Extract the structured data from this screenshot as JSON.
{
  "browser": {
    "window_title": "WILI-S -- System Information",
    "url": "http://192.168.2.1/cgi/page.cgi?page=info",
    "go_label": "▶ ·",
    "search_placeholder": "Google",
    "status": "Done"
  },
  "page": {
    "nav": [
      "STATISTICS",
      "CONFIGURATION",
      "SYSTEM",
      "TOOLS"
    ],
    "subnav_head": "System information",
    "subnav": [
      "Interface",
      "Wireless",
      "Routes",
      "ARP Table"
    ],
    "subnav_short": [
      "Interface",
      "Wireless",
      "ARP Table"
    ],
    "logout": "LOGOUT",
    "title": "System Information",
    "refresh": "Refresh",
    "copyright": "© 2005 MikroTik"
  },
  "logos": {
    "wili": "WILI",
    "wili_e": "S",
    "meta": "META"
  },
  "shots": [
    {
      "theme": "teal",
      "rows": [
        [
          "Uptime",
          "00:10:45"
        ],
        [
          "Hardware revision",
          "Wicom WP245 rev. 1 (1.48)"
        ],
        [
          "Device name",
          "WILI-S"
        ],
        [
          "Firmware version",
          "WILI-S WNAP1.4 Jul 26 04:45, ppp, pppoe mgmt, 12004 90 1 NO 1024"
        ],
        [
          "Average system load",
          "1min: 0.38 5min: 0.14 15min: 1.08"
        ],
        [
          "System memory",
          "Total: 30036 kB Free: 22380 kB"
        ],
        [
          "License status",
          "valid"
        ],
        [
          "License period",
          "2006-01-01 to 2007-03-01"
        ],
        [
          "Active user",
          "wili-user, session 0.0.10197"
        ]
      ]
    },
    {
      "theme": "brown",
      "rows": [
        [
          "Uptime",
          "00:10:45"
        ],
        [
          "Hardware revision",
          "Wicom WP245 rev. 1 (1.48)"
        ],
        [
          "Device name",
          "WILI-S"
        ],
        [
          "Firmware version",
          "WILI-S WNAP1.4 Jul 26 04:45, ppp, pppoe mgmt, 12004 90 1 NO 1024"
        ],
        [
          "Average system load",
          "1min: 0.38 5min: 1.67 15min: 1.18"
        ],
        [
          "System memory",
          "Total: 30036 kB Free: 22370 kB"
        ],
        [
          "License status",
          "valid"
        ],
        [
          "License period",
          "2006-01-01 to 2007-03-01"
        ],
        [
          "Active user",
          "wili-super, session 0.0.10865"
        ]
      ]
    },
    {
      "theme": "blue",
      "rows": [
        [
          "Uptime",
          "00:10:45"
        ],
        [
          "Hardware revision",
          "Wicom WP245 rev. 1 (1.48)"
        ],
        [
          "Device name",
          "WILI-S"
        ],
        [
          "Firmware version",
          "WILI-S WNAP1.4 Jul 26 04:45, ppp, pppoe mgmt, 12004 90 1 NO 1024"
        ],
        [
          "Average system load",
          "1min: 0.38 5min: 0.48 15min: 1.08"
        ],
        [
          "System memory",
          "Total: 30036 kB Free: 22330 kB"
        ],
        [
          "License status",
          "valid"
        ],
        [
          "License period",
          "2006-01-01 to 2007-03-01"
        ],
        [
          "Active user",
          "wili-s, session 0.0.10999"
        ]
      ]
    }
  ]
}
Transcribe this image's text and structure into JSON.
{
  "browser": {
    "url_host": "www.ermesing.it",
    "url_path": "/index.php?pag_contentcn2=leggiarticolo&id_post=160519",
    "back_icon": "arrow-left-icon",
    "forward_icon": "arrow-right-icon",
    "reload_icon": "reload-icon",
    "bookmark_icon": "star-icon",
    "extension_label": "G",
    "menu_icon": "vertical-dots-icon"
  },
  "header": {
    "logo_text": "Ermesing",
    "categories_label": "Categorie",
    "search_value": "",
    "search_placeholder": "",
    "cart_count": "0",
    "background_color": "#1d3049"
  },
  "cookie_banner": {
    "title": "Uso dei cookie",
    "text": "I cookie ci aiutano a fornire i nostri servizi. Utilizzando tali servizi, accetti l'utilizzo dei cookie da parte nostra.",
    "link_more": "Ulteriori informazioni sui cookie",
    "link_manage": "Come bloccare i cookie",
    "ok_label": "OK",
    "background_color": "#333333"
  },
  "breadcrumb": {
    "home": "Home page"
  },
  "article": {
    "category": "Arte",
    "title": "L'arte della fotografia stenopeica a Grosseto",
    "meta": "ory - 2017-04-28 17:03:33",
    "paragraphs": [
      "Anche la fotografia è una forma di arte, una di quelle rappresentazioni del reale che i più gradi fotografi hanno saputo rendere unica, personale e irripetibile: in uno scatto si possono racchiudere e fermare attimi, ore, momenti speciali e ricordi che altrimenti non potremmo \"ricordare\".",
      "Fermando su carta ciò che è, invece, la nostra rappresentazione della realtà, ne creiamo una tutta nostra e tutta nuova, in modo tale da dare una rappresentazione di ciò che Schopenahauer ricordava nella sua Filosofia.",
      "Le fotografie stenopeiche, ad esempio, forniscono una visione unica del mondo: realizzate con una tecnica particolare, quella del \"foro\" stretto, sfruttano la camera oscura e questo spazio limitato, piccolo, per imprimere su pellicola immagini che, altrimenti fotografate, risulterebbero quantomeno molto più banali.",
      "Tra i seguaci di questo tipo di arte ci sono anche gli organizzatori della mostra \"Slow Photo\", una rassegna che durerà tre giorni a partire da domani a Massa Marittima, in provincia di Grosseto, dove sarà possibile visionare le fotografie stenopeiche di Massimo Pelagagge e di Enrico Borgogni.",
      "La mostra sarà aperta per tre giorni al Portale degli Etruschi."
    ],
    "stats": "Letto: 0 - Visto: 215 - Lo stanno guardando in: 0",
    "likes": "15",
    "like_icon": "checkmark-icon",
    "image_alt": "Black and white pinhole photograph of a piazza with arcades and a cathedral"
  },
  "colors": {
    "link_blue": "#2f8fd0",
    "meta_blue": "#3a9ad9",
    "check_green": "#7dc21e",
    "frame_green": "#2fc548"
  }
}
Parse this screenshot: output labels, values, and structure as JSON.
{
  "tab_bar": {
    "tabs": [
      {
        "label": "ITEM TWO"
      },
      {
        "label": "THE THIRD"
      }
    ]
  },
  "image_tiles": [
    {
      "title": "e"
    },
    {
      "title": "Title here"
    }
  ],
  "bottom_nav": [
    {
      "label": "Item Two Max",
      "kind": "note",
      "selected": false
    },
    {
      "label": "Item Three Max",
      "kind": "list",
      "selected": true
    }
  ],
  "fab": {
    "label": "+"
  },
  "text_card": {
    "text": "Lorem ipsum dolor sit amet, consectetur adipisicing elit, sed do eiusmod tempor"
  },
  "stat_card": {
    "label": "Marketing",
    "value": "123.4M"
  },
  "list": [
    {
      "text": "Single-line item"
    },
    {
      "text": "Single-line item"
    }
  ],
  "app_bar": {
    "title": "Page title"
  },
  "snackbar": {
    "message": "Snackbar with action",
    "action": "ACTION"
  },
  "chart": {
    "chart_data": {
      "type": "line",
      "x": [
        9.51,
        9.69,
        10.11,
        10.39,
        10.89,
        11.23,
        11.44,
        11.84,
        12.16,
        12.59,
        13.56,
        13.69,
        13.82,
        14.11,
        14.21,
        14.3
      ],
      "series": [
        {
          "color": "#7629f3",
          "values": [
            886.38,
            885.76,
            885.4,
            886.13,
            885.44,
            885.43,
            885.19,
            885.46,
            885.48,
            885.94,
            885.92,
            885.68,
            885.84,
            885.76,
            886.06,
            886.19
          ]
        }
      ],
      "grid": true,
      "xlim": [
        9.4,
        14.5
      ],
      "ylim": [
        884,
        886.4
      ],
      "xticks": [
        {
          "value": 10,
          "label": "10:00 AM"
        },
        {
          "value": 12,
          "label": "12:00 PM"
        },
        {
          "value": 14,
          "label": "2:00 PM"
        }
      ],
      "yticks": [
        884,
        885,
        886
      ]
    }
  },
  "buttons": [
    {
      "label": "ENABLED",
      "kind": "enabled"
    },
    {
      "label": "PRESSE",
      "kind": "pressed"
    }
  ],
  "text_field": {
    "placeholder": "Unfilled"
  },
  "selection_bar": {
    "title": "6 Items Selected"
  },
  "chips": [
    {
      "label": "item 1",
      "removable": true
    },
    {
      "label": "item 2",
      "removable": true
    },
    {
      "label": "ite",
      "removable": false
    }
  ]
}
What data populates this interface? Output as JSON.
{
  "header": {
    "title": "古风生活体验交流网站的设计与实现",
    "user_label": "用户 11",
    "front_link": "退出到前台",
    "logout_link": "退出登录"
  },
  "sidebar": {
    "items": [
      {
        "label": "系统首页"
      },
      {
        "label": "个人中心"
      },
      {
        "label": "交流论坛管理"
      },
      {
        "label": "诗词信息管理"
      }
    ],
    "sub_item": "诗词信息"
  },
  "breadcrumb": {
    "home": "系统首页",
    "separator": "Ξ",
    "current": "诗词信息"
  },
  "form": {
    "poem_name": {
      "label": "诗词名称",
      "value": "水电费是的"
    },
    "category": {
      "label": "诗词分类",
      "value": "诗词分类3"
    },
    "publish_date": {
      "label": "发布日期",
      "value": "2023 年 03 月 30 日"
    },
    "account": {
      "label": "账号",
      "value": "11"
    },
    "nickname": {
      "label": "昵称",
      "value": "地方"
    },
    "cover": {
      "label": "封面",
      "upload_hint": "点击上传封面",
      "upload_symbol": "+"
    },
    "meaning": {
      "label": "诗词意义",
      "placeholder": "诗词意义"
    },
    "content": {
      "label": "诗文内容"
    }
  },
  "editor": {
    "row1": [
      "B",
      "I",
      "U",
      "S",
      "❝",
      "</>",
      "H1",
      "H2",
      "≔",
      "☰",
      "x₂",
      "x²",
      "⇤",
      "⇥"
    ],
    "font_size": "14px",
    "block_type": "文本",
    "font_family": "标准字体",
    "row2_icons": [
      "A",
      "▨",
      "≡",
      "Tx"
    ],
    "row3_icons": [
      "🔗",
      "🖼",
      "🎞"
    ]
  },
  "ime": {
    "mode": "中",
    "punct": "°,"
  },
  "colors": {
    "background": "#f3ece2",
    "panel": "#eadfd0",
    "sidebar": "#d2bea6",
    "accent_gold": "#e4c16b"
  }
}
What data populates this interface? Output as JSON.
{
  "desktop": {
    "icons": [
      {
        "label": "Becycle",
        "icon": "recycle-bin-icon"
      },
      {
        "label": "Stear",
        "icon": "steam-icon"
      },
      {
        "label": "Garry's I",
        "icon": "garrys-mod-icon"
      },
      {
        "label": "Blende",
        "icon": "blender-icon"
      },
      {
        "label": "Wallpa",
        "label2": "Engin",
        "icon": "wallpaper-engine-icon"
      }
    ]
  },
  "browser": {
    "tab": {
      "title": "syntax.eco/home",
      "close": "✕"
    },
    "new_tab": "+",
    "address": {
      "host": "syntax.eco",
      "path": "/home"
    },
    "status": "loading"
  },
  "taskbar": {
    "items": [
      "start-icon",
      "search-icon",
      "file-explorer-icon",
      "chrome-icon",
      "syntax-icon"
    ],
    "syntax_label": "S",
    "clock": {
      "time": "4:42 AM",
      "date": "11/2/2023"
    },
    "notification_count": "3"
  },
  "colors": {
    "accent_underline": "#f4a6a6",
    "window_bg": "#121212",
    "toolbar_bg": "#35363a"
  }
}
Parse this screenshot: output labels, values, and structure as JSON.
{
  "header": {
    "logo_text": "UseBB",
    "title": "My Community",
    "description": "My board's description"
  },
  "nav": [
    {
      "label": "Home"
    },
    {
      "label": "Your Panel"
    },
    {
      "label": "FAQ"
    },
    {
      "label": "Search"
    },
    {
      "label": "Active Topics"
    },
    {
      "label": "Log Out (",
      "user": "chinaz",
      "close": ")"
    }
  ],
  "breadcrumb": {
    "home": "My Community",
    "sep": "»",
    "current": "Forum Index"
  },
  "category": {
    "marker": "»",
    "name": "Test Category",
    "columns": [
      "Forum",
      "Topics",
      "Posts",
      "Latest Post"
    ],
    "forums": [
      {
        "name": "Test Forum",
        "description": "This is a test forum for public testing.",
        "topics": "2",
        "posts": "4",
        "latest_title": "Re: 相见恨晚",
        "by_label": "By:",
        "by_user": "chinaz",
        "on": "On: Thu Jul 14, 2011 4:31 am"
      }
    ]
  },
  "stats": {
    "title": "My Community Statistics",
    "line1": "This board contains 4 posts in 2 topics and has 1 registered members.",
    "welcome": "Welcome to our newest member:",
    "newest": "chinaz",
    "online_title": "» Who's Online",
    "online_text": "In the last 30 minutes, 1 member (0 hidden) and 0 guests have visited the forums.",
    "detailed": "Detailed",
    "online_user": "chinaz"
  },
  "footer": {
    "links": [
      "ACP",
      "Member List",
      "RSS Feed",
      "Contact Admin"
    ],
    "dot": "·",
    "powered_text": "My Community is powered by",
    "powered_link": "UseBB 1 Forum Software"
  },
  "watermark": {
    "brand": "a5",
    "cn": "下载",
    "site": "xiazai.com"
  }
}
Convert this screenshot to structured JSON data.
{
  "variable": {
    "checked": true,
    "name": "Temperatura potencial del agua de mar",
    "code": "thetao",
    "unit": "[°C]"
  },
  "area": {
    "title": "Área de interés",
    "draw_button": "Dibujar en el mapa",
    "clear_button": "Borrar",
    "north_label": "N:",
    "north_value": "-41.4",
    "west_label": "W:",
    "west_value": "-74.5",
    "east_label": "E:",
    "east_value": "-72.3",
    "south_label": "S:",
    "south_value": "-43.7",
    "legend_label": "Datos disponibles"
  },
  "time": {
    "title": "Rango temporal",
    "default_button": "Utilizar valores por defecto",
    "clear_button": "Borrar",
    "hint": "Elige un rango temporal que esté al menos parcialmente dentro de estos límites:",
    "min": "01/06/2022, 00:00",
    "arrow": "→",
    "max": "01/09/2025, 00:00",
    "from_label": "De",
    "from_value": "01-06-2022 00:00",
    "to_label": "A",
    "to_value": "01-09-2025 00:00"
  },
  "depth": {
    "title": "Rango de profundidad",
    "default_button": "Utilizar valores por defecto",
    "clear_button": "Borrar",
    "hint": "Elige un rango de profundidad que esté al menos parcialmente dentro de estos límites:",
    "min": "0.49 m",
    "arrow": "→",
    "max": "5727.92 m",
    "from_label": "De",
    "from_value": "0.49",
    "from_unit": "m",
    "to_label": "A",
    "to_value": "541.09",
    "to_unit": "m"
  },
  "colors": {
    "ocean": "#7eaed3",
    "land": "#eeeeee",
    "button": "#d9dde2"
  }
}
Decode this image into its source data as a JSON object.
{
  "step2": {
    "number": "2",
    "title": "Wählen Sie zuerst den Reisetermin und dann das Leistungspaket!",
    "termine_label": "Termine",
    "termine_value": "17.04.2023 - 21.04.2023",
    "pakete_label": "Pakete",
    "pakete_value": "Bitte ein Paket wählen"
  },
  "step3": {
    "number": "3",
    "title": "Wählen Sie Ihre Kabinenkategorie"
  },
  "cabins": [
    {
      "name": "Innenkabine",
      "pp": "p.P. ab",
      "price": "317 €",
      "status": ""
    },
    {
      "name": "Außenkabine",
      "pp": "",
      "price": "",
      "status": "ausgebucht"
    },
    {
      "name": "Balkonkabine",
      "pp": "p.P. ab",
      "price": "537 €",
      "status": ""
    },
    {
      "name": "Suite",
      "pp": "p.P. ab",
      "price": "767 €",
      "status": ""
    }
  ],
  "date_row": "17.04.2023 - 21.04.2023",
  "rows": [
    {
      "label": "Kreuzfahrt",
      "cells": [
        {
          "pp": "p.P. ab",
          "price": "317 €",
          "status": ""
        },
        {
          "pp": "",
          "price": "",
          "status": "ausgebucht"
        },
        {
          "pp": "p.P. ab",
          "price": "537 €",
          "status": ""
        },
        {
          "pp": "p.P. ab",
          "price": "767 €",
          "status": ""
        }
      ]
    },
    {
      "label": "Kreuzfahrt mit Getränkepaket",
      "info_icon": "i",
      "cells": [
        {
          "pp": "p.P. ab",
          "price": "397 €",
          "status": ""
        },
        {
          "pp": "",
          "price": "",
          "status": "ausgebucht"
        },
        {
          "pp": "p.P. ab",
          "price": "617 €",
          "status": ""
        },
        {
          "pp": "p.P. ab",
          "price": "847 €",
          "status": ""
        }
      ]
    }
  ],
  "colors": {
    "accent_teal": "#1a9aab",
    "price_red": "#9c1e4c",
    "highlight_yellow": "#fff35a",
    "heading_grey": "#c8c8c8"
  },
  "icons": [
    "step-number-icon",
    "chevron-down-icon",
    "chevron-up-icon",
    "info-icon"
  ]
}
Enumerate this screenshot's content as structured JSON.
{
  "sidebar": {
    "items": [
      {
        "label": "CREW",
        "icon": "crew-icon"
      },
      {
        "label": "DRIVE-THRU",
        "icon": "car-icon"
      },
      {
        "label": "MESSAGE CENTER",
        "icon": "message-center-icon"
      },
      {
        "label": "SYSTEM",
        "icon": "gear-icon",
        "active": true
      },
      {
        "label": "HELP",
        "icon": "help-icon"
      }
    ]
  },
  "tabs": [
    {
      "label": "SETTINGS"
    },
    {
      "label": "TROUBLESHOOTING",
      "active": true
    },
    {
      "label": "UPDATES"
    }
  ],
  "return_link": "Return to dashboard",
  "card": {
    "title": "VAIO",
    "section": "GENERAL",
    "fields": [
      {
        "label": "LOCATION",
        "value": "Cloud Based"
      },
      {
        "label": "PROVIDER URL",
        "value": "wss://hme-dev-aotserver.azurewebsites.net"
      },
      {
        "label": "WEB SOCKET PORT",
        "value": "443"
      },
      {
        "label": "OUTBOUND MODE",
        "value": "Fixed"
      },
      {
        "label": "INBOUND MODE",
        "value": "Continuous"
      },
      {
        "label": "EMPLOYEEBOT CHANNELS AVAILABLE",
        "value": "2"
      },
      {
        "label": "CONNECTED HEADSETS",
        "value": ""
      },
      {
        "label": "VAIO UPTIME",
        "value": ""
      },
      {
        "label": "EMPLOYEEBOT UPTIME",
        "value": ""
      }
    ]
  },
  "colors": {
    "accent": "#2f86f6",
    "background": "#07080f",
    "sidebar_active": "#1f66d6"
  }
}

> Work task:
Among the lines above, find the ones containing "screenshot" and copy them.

> Solution to this exercise:
Extract the structured data from this screenshot as JSON.
Parse this screenshot: output labels, values, and structure as JSON.
Parse this screenshot: output labels, values, and structure as JSON.
Convert this screenshot to structured JSON data.
Enumerate this screenshot's content as structured JSON.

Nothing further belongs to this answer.